> [Problem statement]:
Where an entry contains an image, skip the image and print the rest exactly.

(Stored dataset items)
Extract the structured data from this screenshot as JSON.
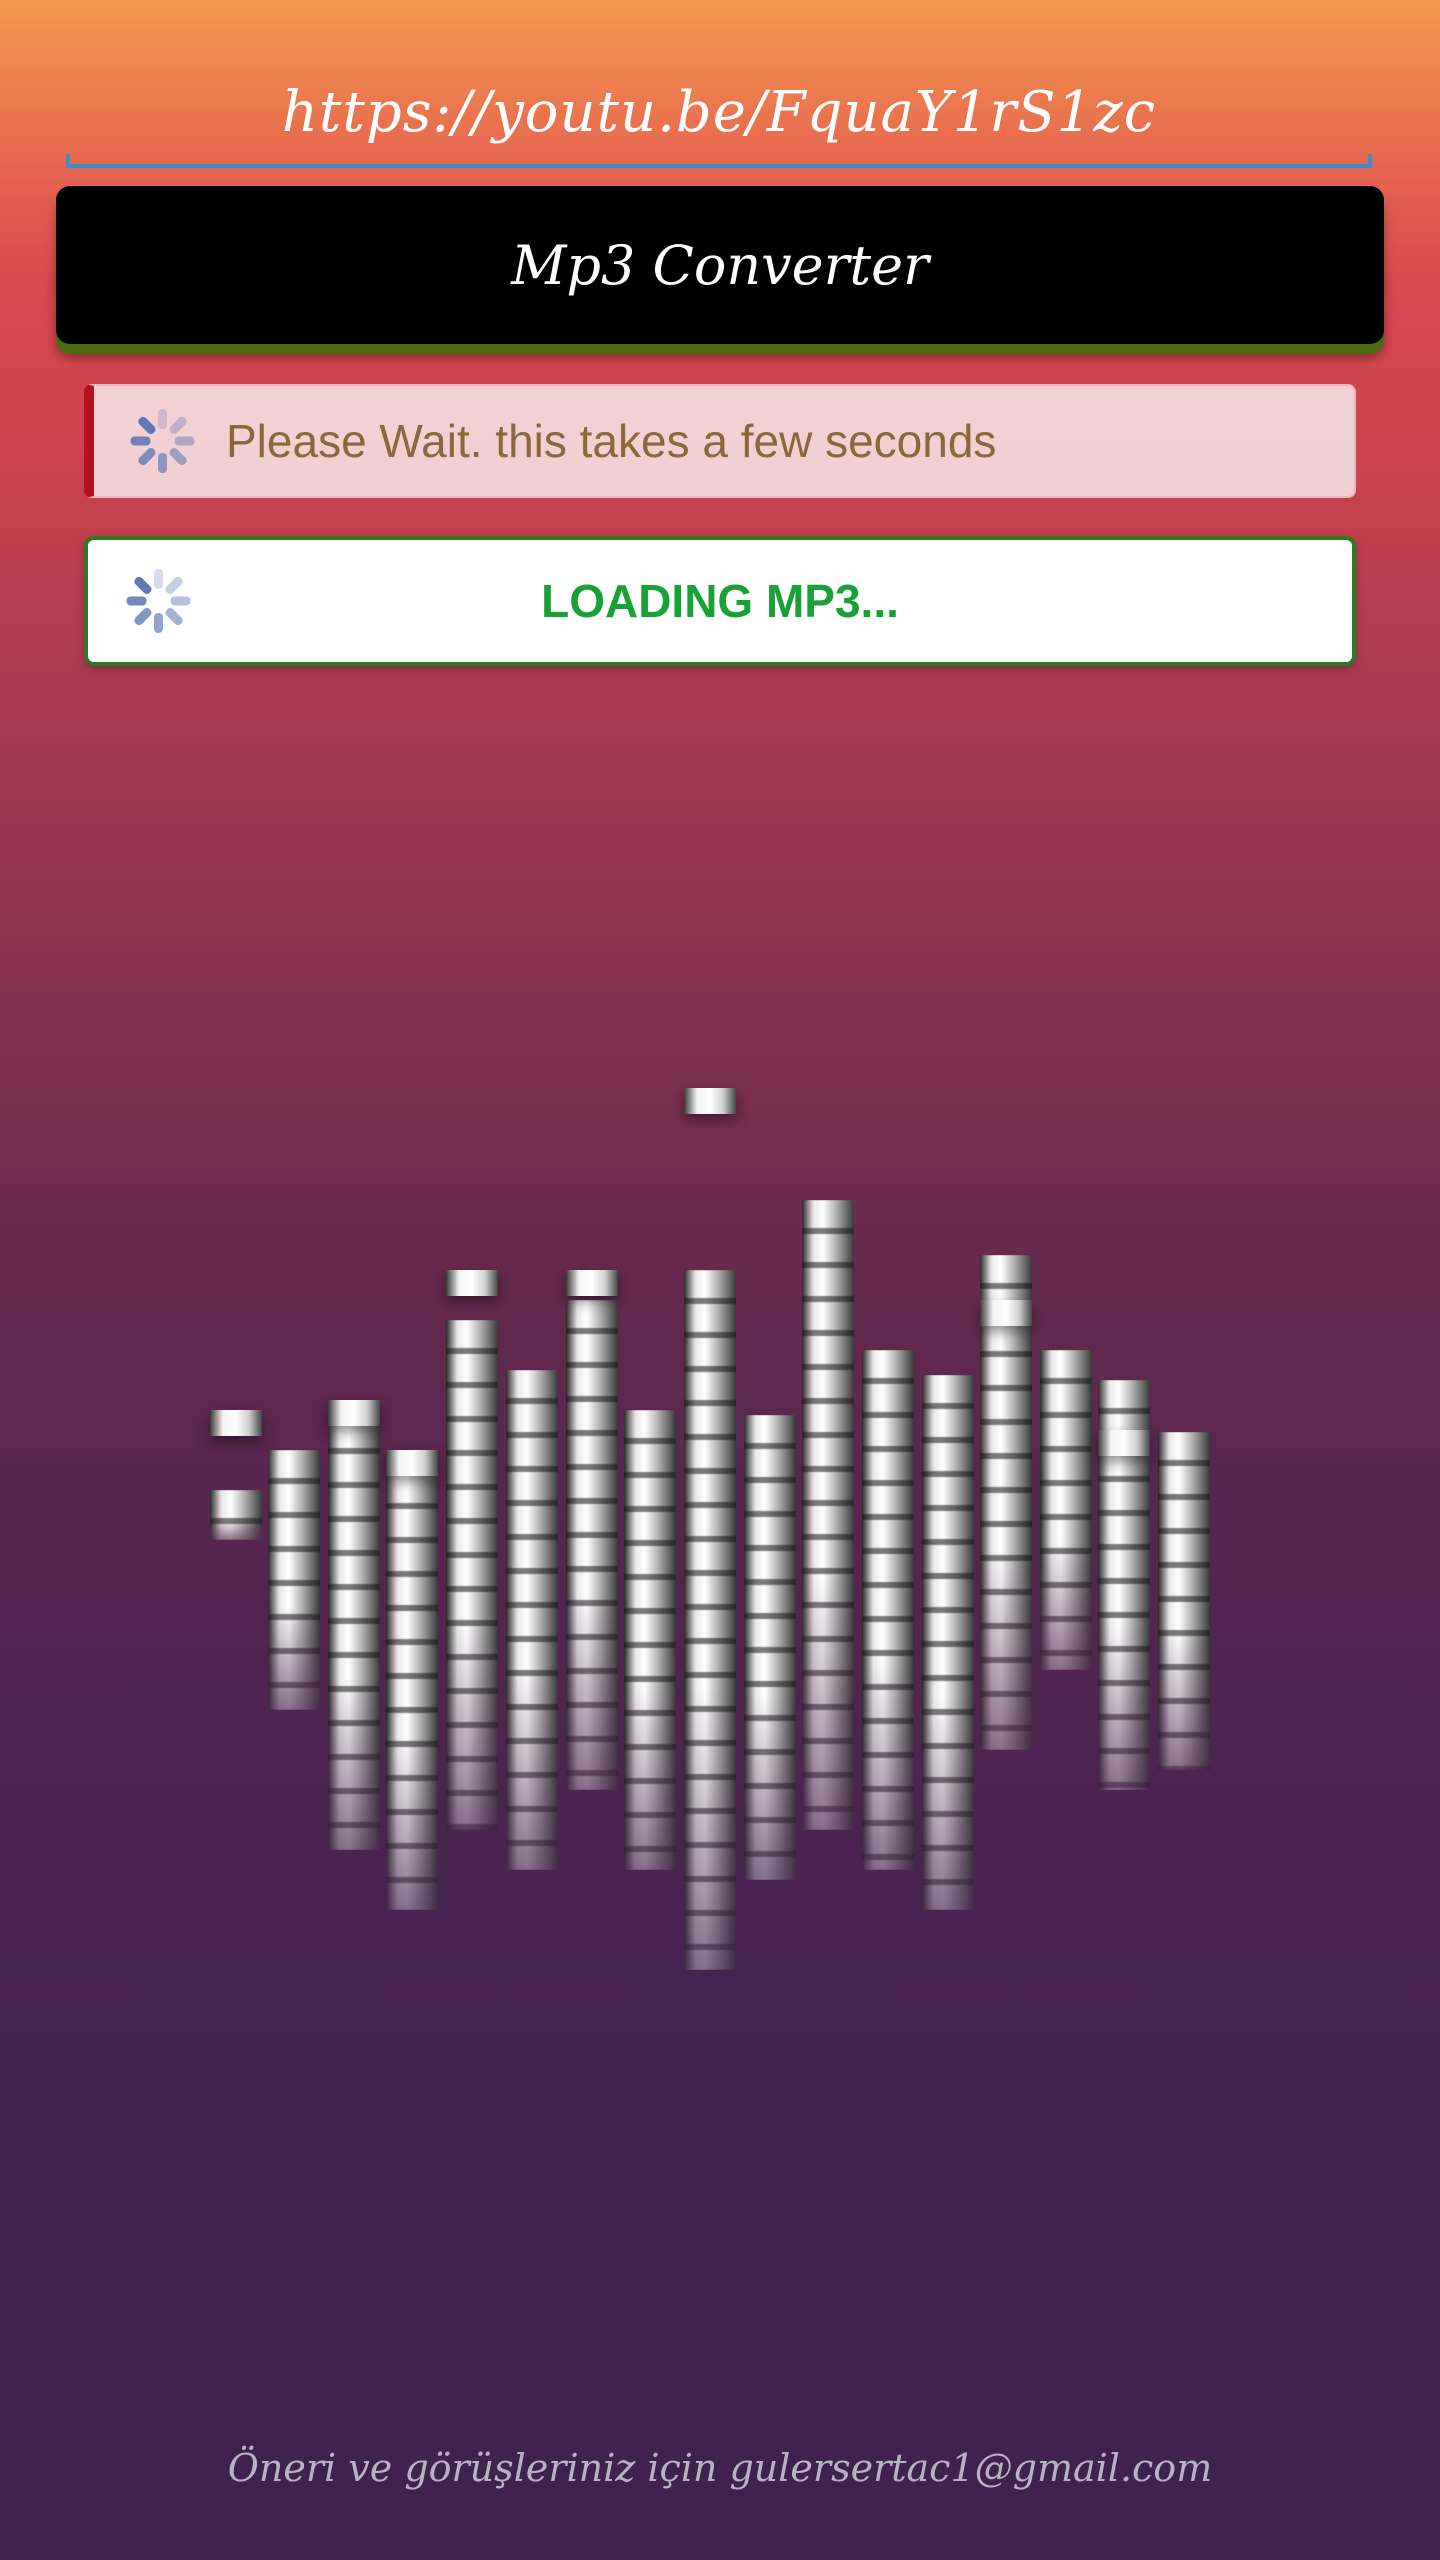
{
  "url_input": {
    "value": "https://youtu.be/FquaY1rS1zc"
  },
  "convert_button": {
    "label": "Mp3 Converter"
  },
  "info_message": {
    "text": "Please Wait. this takes a few seconds",
    "icon": "spinner-icon"
  },
  "loading_button": {
    "label": "LOADING MP3...",
    "icon": "spinner-icon"
  },
  "illustration": {
    "icon": "equalizer-icon"
  },
  "footer": {
    "text": "Öneri ve görüşleriniz için gulersertac1@gmail.com"
  },
  "colors": {
    "accent_blue": "#3f8bc9",
    "button_black": "#000000",
    "info_border_red": "#b5121b",
    "info_text": "#8a6838",
    "loading_green": "#18a235",
    "loading_border": "#2c7a25"
  }
}
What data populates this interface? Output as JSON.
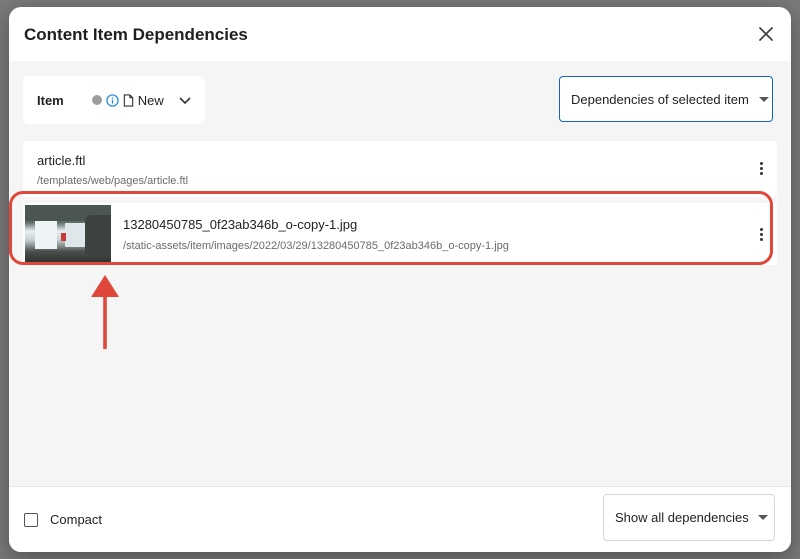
{
  "dialog": {
    "title": "Content Item Dependencies"
  },
  "toolbar": {
    "item_label": "Item",
    "item_name": "New",
    "dependency_mode": "Dependencies of selected item"
  },
  "dependencies": [
    {
      "name": "article.ftl",
      "path": "/templates/web/pages/article.ftl",
      "has_thumbnail": false
    },
    {
      "name": "13280450785_0f23ab346b_o-copy-1.jpg",
      "path": "/static-assets/item/images/2022/03/29/13280450785_0f23ab346b_o-copy-1.jpg",
      "has_thumbnail": true
    }
  ],
  "footer": {
    "compact_label": "Compact",
    "compact_checked": false,
    "show_filter": "Show all dependencies"
  },
  "colors": {
    "accent": "#1565c0",
    "highlight": "#e0473b",
    "state_dot": "#9e9e9e"
  },
  "icons": {
    "close": "close-icon",
    "info": "info-icon",
    "document": "document-icon",
    "chevron": "chevron-down-icon",
    "menu": "more-vert-icon"
  }
}
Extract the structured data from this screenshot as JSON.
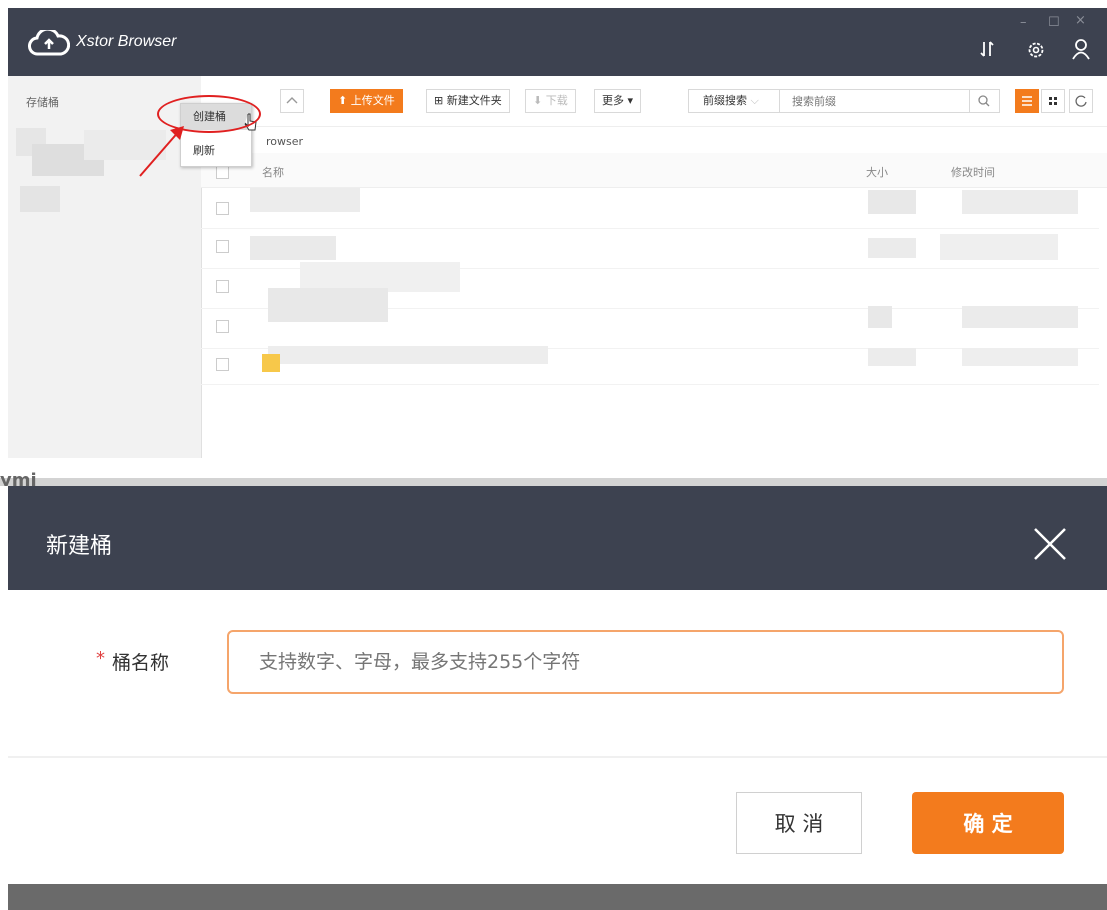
{
  "app": {
    "title": "Xstor Browser",
    "window_controls": [
      "–",
      "☐",
      "×"
    ],
    "toolbar_icons": [
      "transfer-icon",
      "settings-icon",
      "user-icon"
    ]
  },
  "sidebar": {
    "label": "存储桶"
  },
  "toolbar": {
    "upload": "上传文件",
    "new_folder": "新建文件夹",
    "download": "下载",
    "more": "更多",
    "prefix_select": "前缀搜索",
    "prefix_placeholder": "搜索前缀"
  },
  "context_menu": {
    "items": [
      "创建桶",
      "刷新"
    ]
  },
  "breadcrumb": "rowser",
  "table": {
    "columns": [
      "名称",
      "大小",
      "修改时间"
    ]
  },
  "separator_text": "ymi",
  "dialog": {
    "title": "新建桶",
    "required_mark": "*",
    "field_label": "桶名称",
    "placeholder": "支持数字、字母，最多支持255个字符",
    "cancel": "取 消",
    "confirm": "确 定"
  },
  "colors": {
    "accent": "#f37b1d",
    "header": "#3d4250",
    "annotation": "#e02020"
  }
}
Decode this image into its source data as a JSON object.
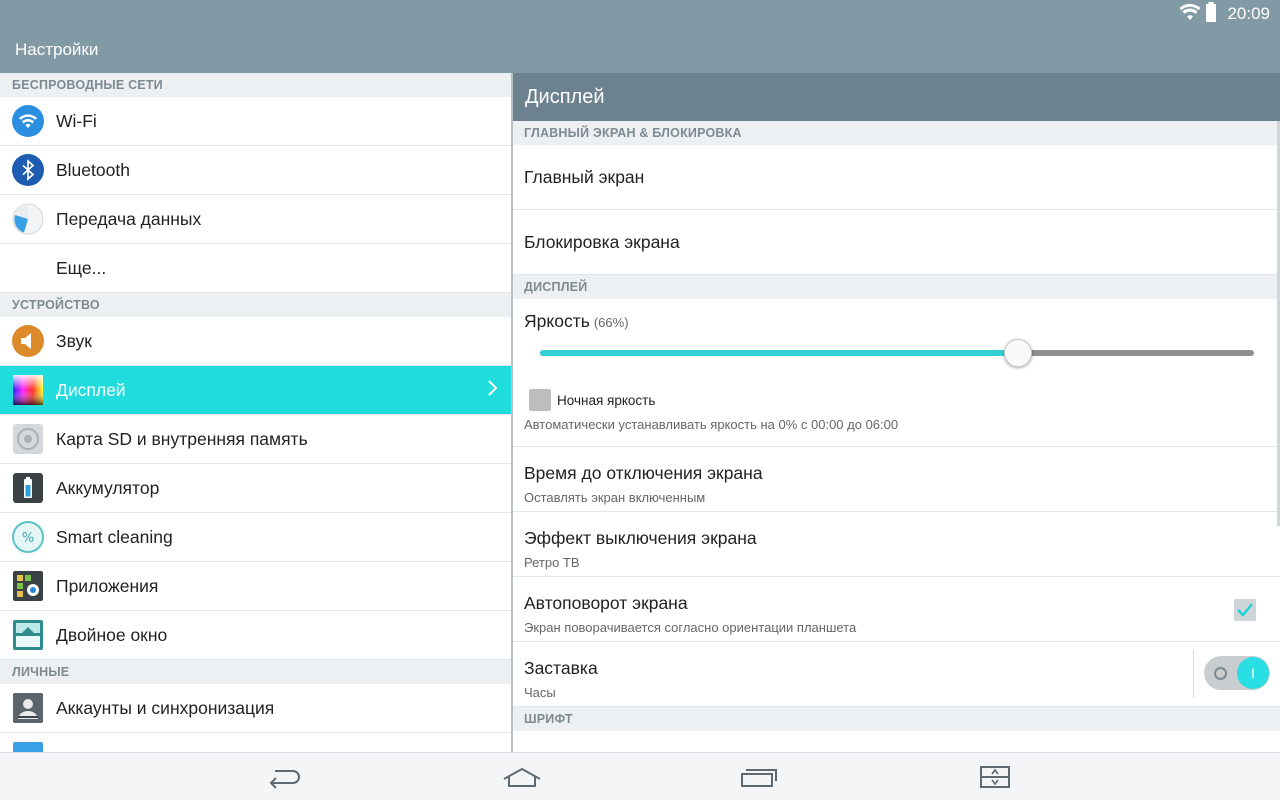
{
  "status": {
    "time": "20:09"
  },
  "app": {
    "title": "Настройки"
  },
  "left": {
    "sections": {
      "wireless": "БЕСПРОВОДНЫЕ СЕТИ",
      "device": "УСТРОЙСТВО",
      "personal": "ЛИЧНЫЕ"
    },
    "items": {
      "wifi": "Wi-Fi",
      "bluetooth": "Bluetooth",
      "data": "Передача данных",
      "more": "Еще...",
      "sound": "Звук",
      "display": "Дисплей",
      "storage": "Карта SD и внутренняя память",
      "battery": "Аккумулятор",
      "smart": "Smart cleaning",
      "apps": "Приложения",
      "dual": "Двойное окно",
      "accounts": "Аккаунты и синхронизация"
    }
  },
  "right": {
    "title": "Дисплей",
    "sections": {
      "home_lock": "ГЛАВНЫЙ ЭКРАН & БЛОКИРОВКА",
      "display": "ДИСПЛЕЙ",
      "font": "ШРИФТ"
    },
    "home_screen": "Главный экран",
    "lock_screen": "Блокировка экрана",
    "brightness": {
      "label": "Яркость",
      "percent_text": "(66%)",
      "level": 0.67,
      "night_label": "Ночная яркость",
      "night_desc": "Автоматически устанавливать яркость на 0% с 00:00 до 06:00"
    },
    "timeout": {
      "title": "Время до отключения экрана",
      "sub": "Оставлять экран включенным"
    },
    "off_effect": {
      "title": "Эффект выключения экрана",
      "sub": "Ретро ТВ"
    },
    "autorotate": {
      "title": "Автоповорот экрана",
      "sub": "Экран поворачивается согласно ориентации планшета",
      "checked": true
    },
    "screensaver": {
      "title": "Заставка",
      "sub": "Часы",
      "on": true,
      "on_glyph": "I"
    }
  },
  "colors": {
    "accent": "#21dcdc",
    "header": "#829aa6",
    "subheader": "#6c828e"
  }
}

> [Exercise response]:
Extract the structured data from this screenshot as JSON.
{
  "url_input": {
    "value": "https://youtu.be/FquaY1rS1zc"
  },
  "convert_button": {
    "label": "Mp3 Converter"
  },
  "info_message": {
    "text": "Please Wait. this takes a few seconds",
    "icon": "spinner-icon"
  },
  "loading_button": {
    "label": "LOADING MP3...",
    "icon": "spinner-icon"
  },
  "illustration": {
    "icon": "equalizer-icon"
  },
  "footer": {
    "text": "Öneri ve görüşleriniz için gulersertac1@gmail.com"
  },
  "colors": {
    "accent_blue": "#3f8bc9",
    "button_black": "#000000",
    "info_border_red": "#b5121b",
    "info_text": "#8a6838",
    "loading_green": "#18a235",
    "loading_border": "#2c7a25"
  }
}
What data populates this interface? Output as JSON.
{
  "dialog": {
    "title": "Content Item Dependencies"
  },
  "toolbar": {
    "item_label": "Item",
    "item_name": "New",
    "dependency_mode": "Dependencies of selected item"
  },
  "dependencies": [
    {
      "name": "article.ftl",
      "path": "/templates/web/pages/article.ftl",
      "has_thumbnail": false
    },
    {
      "name": "13280450785_0f23ab346b_o-copy-1.jpg",
      "path": "/static-assets/item/images/2022/03/29/13280450785_0f23ab346b_o-copy-1.jpg",
      "has_thumbnail": true
    }
  ],
  "footer": {
    "compact_label": "Compact",
    "compact_checked": false,
    "show_filter": "Show all dependencies"
  },
  "colors": {
    "accent": "#1565c0",
    "highlight": "#e0473b",
    "state_dot": "#9e9e9e"
  },
  "icons": {
    "close": "close-icon",
    "info": "info-icon",
    "document": "document-icon",
    "chevron": "chevron-down-icon",
    "menu": "more-vert-icon"
  }
}
Extract the structured data from this screenshot as JSON.
{
  "app": {
    "title": "Xstor Browser",
    "window_controls": [
      "–",
      "☐",
      "×"
    ],
    "toolbar_icons": [
      "transfer-icon",
      "settings-icon",
      "user-icon"
    ]
  },
  "sidebar": {
    "label": "存储桶"
  },
  "toolbar": {
    "upload": "上传文件",
    "new_folder": "新建文件夹",
    "download": "下载",
    "more": "更多",
    "prefix_select": "前缀搜索",
    "prefix_placeholder": "搜索前缀"
  },
  "context_menu": {
    "items": [
      "创建桶",
      "刷新"
    ]
  },
  "breadcrumb": "rowser",
  "table": {
    "columns": [
      "名称",
      "大小",
      "修改时间"
    ]
  },
  "separator_text": "ymi",
  "dialog": {
    "title": "新建桶",
    "required_mark": "*",
    "field_label": "桶名称",
    "placeholder": "支持数字、字母，最多支持255个字符",
    "cancel": "取 消",
    "confirm": "确 定"
  },
  "colors": {
    "accent": "#f37b1d",
    "header": "#3d4250",
    "annotation": "#e02020"
  }
}
Decode this image into its source data as a JSON object.
{
  "status": {
    "time": "20:09"
  },
  "app": {
    "title": "Настройки"
  },
  "left": {
    "sections": {
      "wireless": "БЕСПРОВОДНЫЕ СЕТИ",
      "device": "УСТРОЙСТВО",
      "personal": "ЛИЧНЫЕ"
    },
    "items": {
      "wifi": "Wi-Fi",
      "bluetooth": "Bluetooth",
      "data": "Передача данных",
      "more": "Еще...",
      "sound": "Звук",
      "display": "Дисплей",
      "storage": "Карта SD и внутренняя память",
      "battery": "Аккумулятор",
      "smart": "Smart cleaning",
      "apps": "Приложения",
      "dual": "Двойное окно",
      "accounts": "Аккаунты и синхронизация"
    }
  },
  "right": {
    "title": "Дисплей",
    "sections": {
      "home_lock": "ГЛАВНЫЙ ЭКРАН & БЛОКИРОВКА",
      "display": "ДИСПЛЕЙ",
      "font": "ШРИФТ"
    },
    "home_screen": "Главный экран",
    "lock_screen": "Блокировка экрана",
    "brightness": {
      "label": "Яркость",
      "percent_text": "(66%)",
      "level": 0.67,
      "night_label": "Ночная яркость",
      "night_desc": "Автоматически устанавливать яркость на 0% с 00:00 до 06:00"
    },
    "timeout": {
      "title": "Время до отключения экрана",
      "sub": "Оставлять экран включенным"
    },
    "off_effect": {
      "title": "Эффект выключения экрана",
      "sub": "Ретро ТВ"
    },
    "autorotate": {
      "title": "Автоповорот экрана",
      "sub": "Экран поворачивается согласно ориентации планшета",
      "checked": true
    },
    "screensaver": {
      "title": "Заставка",
      "sub": "Часы",
      "on": true,
      "on_glyph": "I"
    }
  },
  "colors": {
    "accent": "#21dcdc",
    "header": "#829aa6",
    "subheader": "#6c828e"
  }
}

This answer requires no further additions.